Records for this exercise:
*** Block opens ***
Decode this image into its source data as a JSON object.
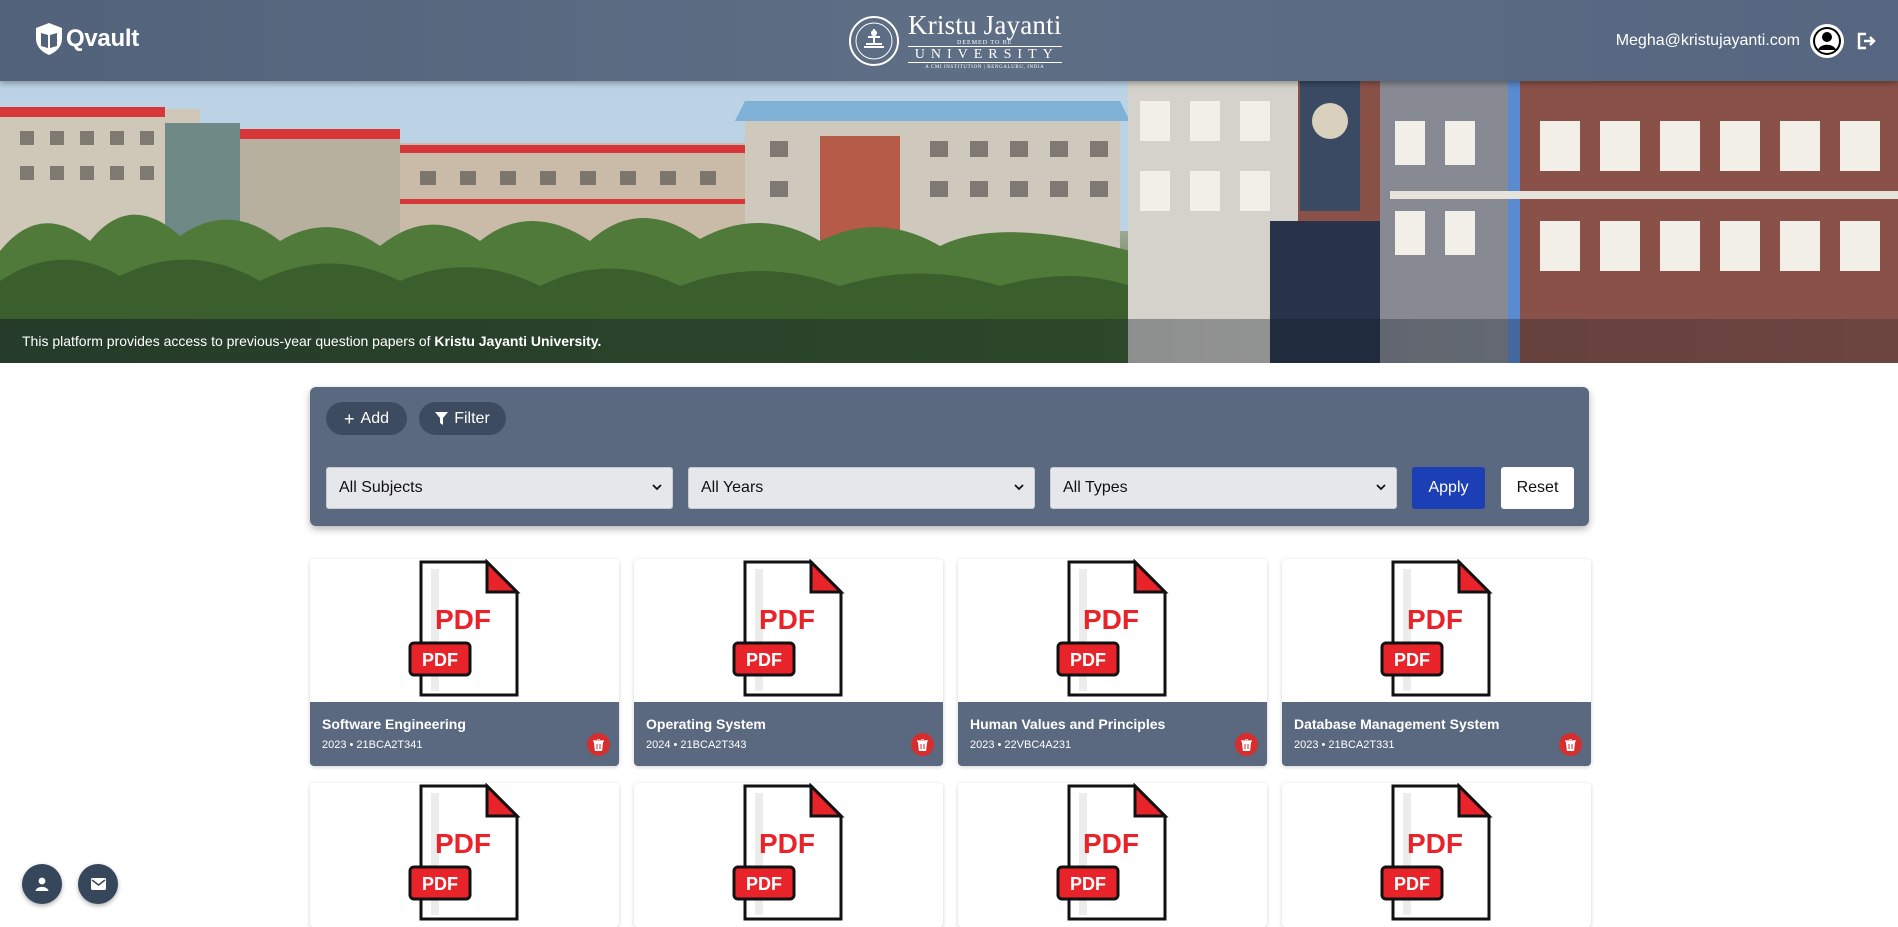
{
  "header": {
    "brand": "Qvault",
    "university": {
      "name": "Kristu Jayanti",
      "deemed": "DEEMED TO BE",
      "sub": "UNIVERSITY",
      "tagline": "A CMI INSTITUTION | BENGALURU, INDIA"
    },
    "user_email": "Megha@kristujayanti.com",
    "icons": [
      "shield-book-icon",
      "university-seal-icon",
      "user-circle-icon",
      "logout-icon"
    ]
  },
  "hero": {
    "caption_prefix": "This platform provides access to previous-year question papers of ",
    "caption_emphasis": "Kristu Jayanti University."
  },
  "toolbar": {
    "add_label": "Add",
    "filter_label": "Filter",
    "subject_selected": "All Subjects",
    "year_selected": "All Years",
    "type_selected": "All Types",
    "apply_label": "Apply",
    "reset_label": "Reset"
  },
  "thumbnail_text": {
    "main": "PDF",
    "badge": "PDF"
  },
  "papers": [
    {
      "title": "Software Engineering",
      "meta": "2023 • 21BCA2T341"
    },
    {
      "title": "Operating System",
      "meta": "2024 • 21BCA2T343"
    },
    {
      "title": "Human Values and Principles",
      "meta": "2023 • 22VBC4A231"
    },
    {
      "title": "Database Management System",
      "meta": "2023 • 21BCA2T331"
    }
  ],
  "colors": {
    "header": "#5a697f",
    "panel": "#5a697f",
    "apply": "#1c3fb5",
    "delete": "#d62d2d",
    "pdf_red": "#e8232a"
  }
}
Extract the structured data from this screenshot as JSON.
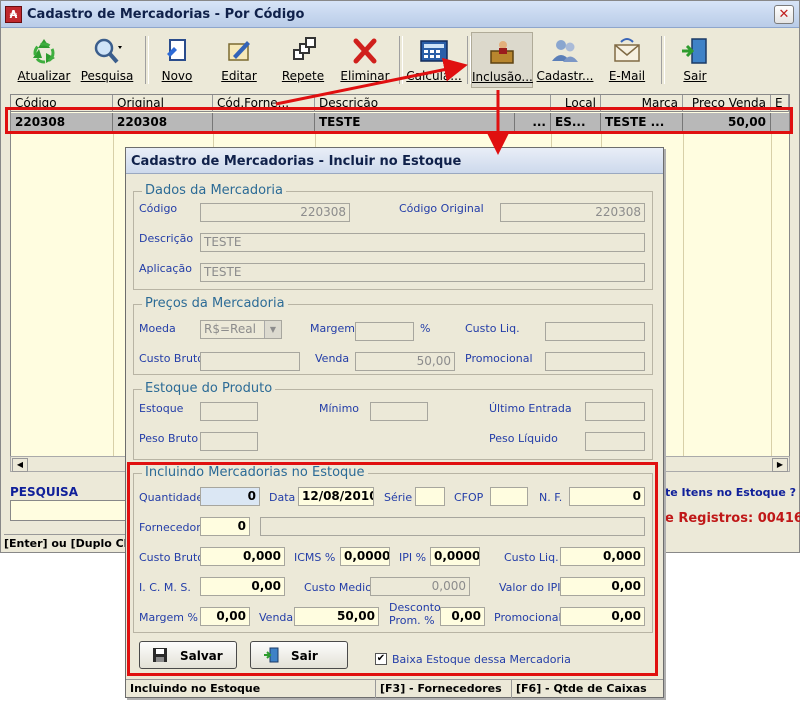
{
  "window": {
    "title": "Cadastro de Mercadorias - Por Código"
  },
  "toolbar": {
    "atualizar": "Atualizar",
    "pesquisa": "Pesquisa",
    "novo": "Novo",
    "editar": "Editar",
    "repete": "Repete",
    "eliminar": "Eliminar",
    "calcula": "Calcula...",
    "inclusao": "Inclusão...",
    "cadastr": "Cadastr...",
    "email": "E-Mail",
    "sair": "Sair"
  },
  "grid": {
    "columns": [
      "Código",
      "Original",
      "Cód.Forne...",
      "Descrição",
      "",
      "Local",
      "Marca",
      "Preço Venda",
      "E"
    ],
    "rows": [
      {
        "codigo": "220308",
        "original": "220308",
        "cod_forn": "",
        "descricao": "TESTE",
        "ellipsis": "...",
        "local": "ES...",
        "marca": "TESTE ...",
        "preco": "50,00"
      }
    ]
  },
  "main_bottom": {
    "pesquisa_label": "PESQUISA",
    "status_left": "[Enter] ou [Duplo Clique]",
    "itens_estoque": "te Itens no Estoque ?",
    "registros": "e Registros: 00416"
  },
  "dialog": {
    "title": "Cadastro de Mercadorias - Incluir no Estoque",
    "dados": {
      "title": "Dados da Mercadoria",
      "codigo_label": "Código",
      "codigo_value": "220308",
      "codigo_original_label": "Código Original",
      "codigo_original_value": "220308",
      "descricao_label": "Descrição",
      "descricao_value": "TESTE",
      "aplicacao_label": "Aplicação",
      "aplicacao_value": "TESTE"
    },
    "precos": {
      "title": "Preços da Mercadoria",
      "moeda_label": "Moeda",
      "moeda_value": "R$=Real",
      "margem_label": "Margem",
      "margem_value": "",
      "pct": "%",
      "custo_liq_label": "Custo Liq.",
      "custo_liq_value": "",
      "custo_bruto_label": "Custo Bruto",
      "custo_bruto_value": "",
      "venda_label": "Venda",
      "venda_value": "50,00",
      "promocional_label": "Promocional",
      "promocional_value": ""
    },
    "estoque": {
      "title": "Estoque do Produto",
      "estoque_label": "Estoque",
      "minimo_label": "Mínimo",
      "ultimo_entrada_label": "Último Entrada",
      "peso_bruto_label": "Peso Bruto",
      "peso_liquido_label": "Peso Líquido"
    },
    "incluindo": {
      "title": "Incluindo Mercadorias no Estoque",
      "quantidade_label": "Quantidade",
      "quantidade_value": "0",
      "data_label": "Data",
      "data_value": "12/08/2010",
      "serie_label": "Série",
      "serie_value": "",
      "cfop_label": "CFOP",
      "cfop_value": "",
      "nf_label": "N. F.",
      "nf_value": "0",
      "fornecedor_label": "Fornecedor",
      "fornecedor_value": "0",
      "fornecedor_nome": "",
      "custo_bruto_label": "Custo Bruto",
      "custo_bruto_value": "0,000",
      "icms_pct_label": "ICMS %",
      "icms_pct_value": "0,0000",
      "ipi_pct_label": "IPI %",
      "ipi_pct_value": "0,0000",
      "custo_liq_label": "Custo Liq.",
      "custo_liq_value": "0,000",
      "icms_label": "I. C. M. S.",
      "icms_value": "0,00",
      "custo_medio_label": "Custo Medio",
      "custo_medio_value": "0,000",
      "valor_ipi_label": "Valor do IPI",
      "valor_ipi_value": "0,00",
      "margem_label": "Margem %",
      "margem_value": "0,00",
      "venda_label": "Venda",
      "venda_value": "50,00",
      "desconto_label_1": "Desconto",
      "desconto_label_2": "Prom. %",
      "desconto_value": "0,00",
      "promocional_label": "Promocional",
      "promocional_value": "0,00"
    },
    "salvar": "Salvar",
    "sair": "Sair",
    "baixa_label": "Baixa Estoque dessa Mercadoria",
    "baixa_checked": true,
    "status": [
      "Incluindo no Estoque",
      "[F3] - Fornecedores",
      "[F6] - Qtde de Caixas"
    ]
  },
  "colors": {
    "highlight": "#e01010",
    "accent": "#233da8",
    "group_title": "#2c6b96"
  }
}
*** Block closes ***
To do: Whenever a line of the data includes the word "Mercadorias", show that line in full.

Result for this exercise:
    "title": "Cadastro de Mercadorias - Por Código"
    "title": "Cadastro de Mercadorias - Incluir no Estoque",
      "title": "Incluindo Mercadorias no Estoque",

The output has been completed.